“the last day of the feast, the great day, Jesus stood up and proclaimed, “If any one thirst, let him come to me and drink. He who believes in me, as the scripture has said, `Out of his heart shall flow rivers of living water.'”  Now this he said about the Spirit, which those who believed in him were to receive; for as yet the Spirit had not been given, because Jesus was not yet glorified.” (Jn 7:37-39)

In other words, water is necessary for life, physical life. In the same way this “living water” is necessary for our spiritual health. St. John tells us that this living water is the Holy Spirit. The Holy Spirit was given on the day of Pentecost.

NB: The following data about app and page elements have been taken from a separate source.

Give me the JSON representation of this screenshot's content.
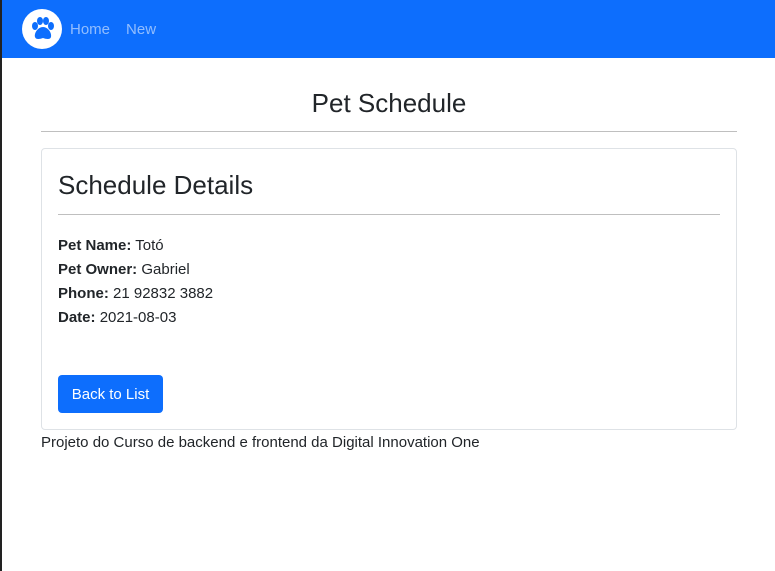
{
  "navbar": {
    "logo_icon": "paw-icon",
    "links": [
      "Home",
      "New"
    ],
    "background": "#0d6efd"
  },
  "page": {
    "title": "Pet Schedule"
  },
  "card": {
    "title": "Schedule Details",
    "fields": [
      {
        "label": "Pet Name:",
        "value": "Totó"
      },
      {
        "label": "Pet Owner:",
        "value": "Gabriel"
      },
      {
        "label": "Phone:",
        "value": "21 92832 3882"
      },
      {
        "label": "Date:",
        "value": "2021-08-03"
      }
    ],
    "back_button": "Back to List"
  },
  "footer": {
    "text": "Projeto do Curso de backend e frontend da Digital Innovation One"
  }
}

Critics of Christianity often say that Christianity restricts human freedom, that it binds us with all sorts of rule and regulations. But if we look at the Bible, we see that Christianity is about liberation, about our freedom from slavery. The whole Book of Exodus is about the liberation of the Jewish people from slavery in Egypt. In the same way, Christ frees us from slavery to sin and death. When we act out our passions, our sins bind and restrict our freedom. This bondage makes it difficult to love God and our neighbor. The Christian life is a process of regaining our freedom. And of course, our greatest fear is death. Christ, who rose from the dead, promises us that He will raise us up also. Christ is the conqueror of death and the water of Baptism, and the Body and Blood of Holy Communion incorporating us into Christ’s victory over death. Or to put it another way, Jesus said, “…you will know the truth, and the truth will make you free.”

Fr. John